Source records
-- Opening Marker --
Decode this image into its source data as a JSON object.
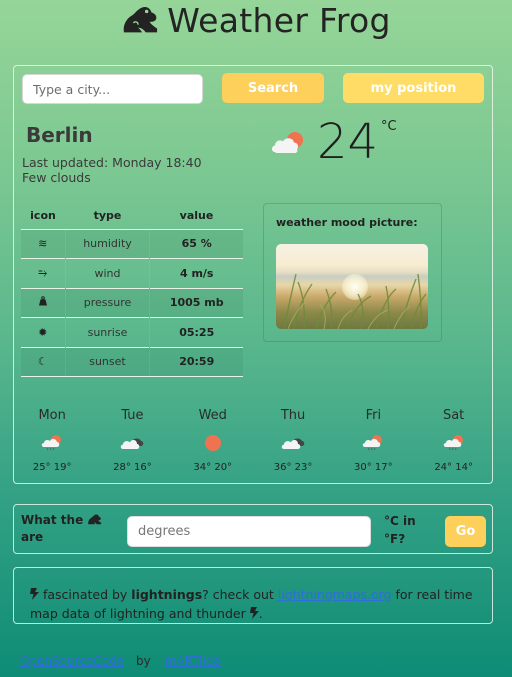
{
  "header": {
    "title": "Weather Frog",
    "logo_icon": "frog-icon"
  },
  "search": {
    "placeholder": "Type a city...",
    "value": "",
    "search_label": "Search",
    "position_label": "my position"
  },
  "current": {
    "city": "Berlin",
    "last_updated": "Last updated: Monday 18:40",
    "description": "Few clouds",
    "icon": "few-clouds-icon",
    "temperature": "24",
    "unit": "°C"
  },
  "details": {
    "headers": [
      "icon",
      "type",
      "value"
    ],
    "rows": [
      {
        "icon": "humidity-icon",
        "glyph": "≋",
        "type": "humidity",
        "value": "65 %"
      },
      {
        "icon": "wind-icon",
        "glyph": "⥱",
        "type": "wind",
        "value": "4 m/s"
      },
      {
        "icon": "pressure-weight-icon",
        "glyph": "⏏",
        "type": "pressure",
        "value": "1005 mb"
      },
      {
        "icon": "sunrise-sun-icon",
        "glyph": "✹",
        "type": "sunrise",
        "value": "05:25"
      },
      {
        "icon": "sunset-moon-icon",
        "glyph": "☾",
        "type": "sunset",
        "value": "20:59"
      }
    ]
  },
  "mood": {
    "title": "weather mood picture:",
    "image": "beach-grass-sunset-picture"
  },
  "forecast": [
    {
      "day": "Mon",
      "icon": "rain-sun-icon",
      "temps": "25° 19°"
    },
    {
      "day": "Tue",
      "icon": "broken-clouds-icon",
      "temps": "28° 16°"
    },
    {
      "day": "Wed",
      "icon": "sun-icon",
      "temps": "34° 20°"
    },
    {
      "day": "Thu",
      "icon": "broken-clouds-icon",
      "temps": "36° 23°"
    },
    {
      "day": "Fri",
      "icon": "rain-sun-icon",
      "temps": "30° 17°"
    },
    {
      "day": "Sat",
      "icon": "rain-sun-icon",
      "temps": "24° 14°"
    }
  ],
  "converter": {
    "label_pre": "What the",
    "label_post": "are",
    "placeholder": "degrees",
    "unit_text_1": "°C in",
    "unit_text_2": "°F?",
    "go_label": "Go"
  },
  "lightning": {
    "part1": " fascinated by ",
    "bold": "lightnings",
    "part2": "? check out ",
    "link_text": "lightningmaps.org",
    "part3": " for real time map data of lightning and thunder ",
    "part4": "."
  },
  "footer": {
    "source_link": "OpenSourceCode",
    "by": "by",
    "author_link": "mARTilda"
  },
  "colors": {
    "bg_top": "#96d598",
    "bg_bottom": "#0e8c75",
    "button_yellow": "#fdd05b",
    "button_yellow_light": "#ffdc66",
    "sun_orange": "#ef7350",
    "link_blue": "#2d6fd6"
  }
}
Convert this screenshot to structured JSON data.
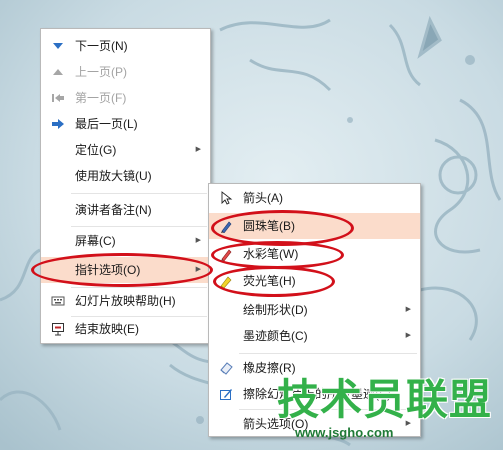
{
  "main_menu": [
    {
      "label": "下一页(N)",
      "icon": "arrow-down-icon",
      "disabled": false
    },
    {
      "label": "上一页(P)",
      "icon": "arrow-up-icon",
      "disabled": true
    },
    {
      "label": "第一页(F)",
      "icon": "first-page-icon",
      "disabled": true
    },
    {
      "label": "最后一页(L)",
      "icon": "last-page-icon",
      "disabled": false
    },
    {
      "label": "定位(G)",
      "submenu": true
    },
    {
      "label": "使用放大镜(U)"
    },
    {
      "label": "演讲者备注(N)"
    },
    {
      "label": "屏幕(C)",
      "submenu": true
    },
    {
      "label": "指针选项(O)",
      "submenu": true,
      "highlighted": true
    },
    {
      "label": "幻灯片放映帮助(H)",
      "icon": "keyboard-help-icon"
    },
    {
      "label": "结束放映(E)",
      "icon": "end-show-icon"
    }
  ],
  "sub_menu": [
    {
      "label": "箭头(A)",
      "icon": "cursor-arrow-icon"
    },
    {
      "label": "圆珠笔(B)",
      "icon": "ballpoint-pen-icon",
      "highlighted": true
    },
    {
      "label": "水彩笔(W)",
      "icon": "watercolor-pen-icon"
    },
    {
      "label": "荧光笔(H)",
      "icon": "highlighter-icon"
    },
    {
      "label": "绘制形状(D)",
      "submenu": true
    },
    {
      "label": "墨迹颜色(C)",
      "submenu": true
    },
    {
      "label": "橡皮擦(R)",
      "icon": "eraser-icon"
    },
    {
      "label": "擦除幻灯片上的所有墨迹(E)",
      "icon": "erase-all-icon"
    },
    {
      "label": "箭头选项(O)",
      "submenu": true
    }
  ],
  "watermark": {
    "title": "技术员联盟",
    "url": "www.jsgho.com"
  },
  "colors": {
    "highlight": "#fbdccb",
    "annotation_oval": "#d2101a",
    "watermark": "#33b14a"
  }
}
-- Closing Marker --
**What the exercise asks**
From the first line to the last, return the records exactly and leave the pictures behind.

**Exercise response**
Decode this image into its source data as a JSON object.
{
  "header": {
    "title": "Weather Frog",
    "logo_icon": "frog-icon"
  },
  "search": {
    "placeholder": "Type a city...",
    "value": "",
    "search_label": "Search",
    "position_label": "my position"
  },
  "current": {
    "city": "Berlin",
    "last_updated": "Last updated: Monday 18:40",
    "description": "Few clouds",
    "icon": "few-clouds-icon",
    "temperature": "24",
    "unit": "°C"
  },
  "details": {
    "headers": [
      "icon",
      "type",
      "value"
    ],
    "rows": [
      {
        "icon": "humidity-icon",
        "glyph": "≋",
        "type": "humidity",
        "value": "65 %"
      },
      {
        "icon": "wind-icon",
        "glyph": "⥱",
        "type": "wind",
        "value": "4 m/s"
      },
      {
        "icon": "pressure-weight-icon",
        "glyph": "⏏",
        "type": "pressure",
        "value": "1005 mb"
      },
      {
        "icon": "sunrise-sun-icon",
        "glyph": "✹",
        "type": "sunrise",
        "value": "05:25"
      },
      {
        "icon": "sunset-moon-icon",
        "glyph": "☾",
        "type": "sunset",
        "value": "20:59"
      }
    ]
  },
  "mood": {
    "title": "weather mood picture:",
    "image": "beach-grass-sunset-picture"
  },
  "forecast": [
    {
      "day": "Mon",
      "icon": "rain-sun-icon",
      "temps": "25° 19°"
    },
    {
      "day": "Tue",
      "icon": "broken-clouds-icon",
      "temps": "28° 16°"
    },
    {
      "day": "Wed",
      "icon": "sun-icon",
      "temps": "34° 20°"
    },
    {
      "day": "Thu",
      "icon": "broken-clouds-icon",
      "temps": "36° 23°"
    },
    {
      "day": "Fri",
      "icon": "rain-sun-icon",
      "temps": "30° 17°"
    },
    {
      "day": "Sat",
      "icon": "rain-sun-icon",
      "temps": "24° 14°"
    }
  ],
  "converter": {
    "label_pre": "What the",
    "label_post": "are",
    "placeholder": "degrees",
    "unit_text_1": "°C in",
    "unit_text_2": "°F?",
    "go_label": "Go"
  },
  "lightning": {
    "part1": " fascinated by ",
    "bold": "lightnings",
    "part2": "? check out ",
    "link_text": "lightningmaps.org",
    "part3": " for real time map data of lightning and thunder ",
    "part4": "."
  },
  "footer": {
    "source_link": "OpenSourceCode",
    "by": "by",
    "author_link": "mARTilda"
  },
  "colors": {
    "bg_top": "#96d598",
    "bg_bottom": "#0e8c75",
    "button_yellow": "#fdd05b",
    "button_yellow_light": "#ffdc66",
    "sun_orange": "#ef7350",
    "link_blue": "#2d6fd6"
  }
}
Convert this screenshot to structured JSON data.
{
  "main_menu": [
    {
      "label": "下一页(N)",
      "icon": "arrow-down-icon",
      "disabled": false
    },
    {
      "label": "上一页(P)",
      "icon": "arrow-up-icon",
      "disabled": true
    },
    {
      "label": "第一页(F)",
      "icon": "first-page-icon",
      "disabled": true
    },
    {
      "label": "最后一页(L)",
      "icon": "last-page-icon",
      "disabled": false
    },
    {
      "label": "定位(G)",
      "submenu": true
    },
    {
      "label": "使用放大镜(U)"
    },
    {
      "label": "演讲者备注(N)"
    },
    {
      "label": "屏幕(C)",
      "submenu": true
    },
    {
      "label": "指针选项(O)",
      "submenu": true,
      "highlighted": true
    },
    {
      "label": "幻灯片放映帮助(H)",
      "icon": "keyboard-help-icon"
    },
    {
      "label": "结束放映(E)",
      "icon": "end-show-icon"
    }
  ],
  "sub_menu": [
    {
      "label": "箭头(A)",
      "icon": "cursor-arrow-icon"
    },
    {
      "label": "圆珠笔(B)",
      "icon": "ballpoint-pen-icon",
      "highlighted": true
    },
    {
      "label": "水彩笔(W)",
      "icon": "watercolor-pen-icon"
    },
    {
      "label": "荧光笔(H)",
      "icon": "highlighter-icon"
    },
    {
      "label": "绘制形状(D)",
      "submenu": true
    },
    {
      "label": "墨迹颜色(C)",
      "submenu": true
    },
    {
      "label": "橡皮擦(R)",
      "icon": "eraser-icon"
    },
    {
      "label": "擦除幻灯片上的所有墨迹(E)",
      "icon": "erase-all-icon"
    },
    {
      "label": "箭头选项(O)",
      "submenu": true
    }
  ],
  "watermark": {
    "title": "技术员联盟",
    "url": "www.jsgho.com"
  },
  "colors": {
    "highlight": "#fbdccb",
    "annotation_oval": "#d2101a",
    "watermark": "#33b14a"
  }
}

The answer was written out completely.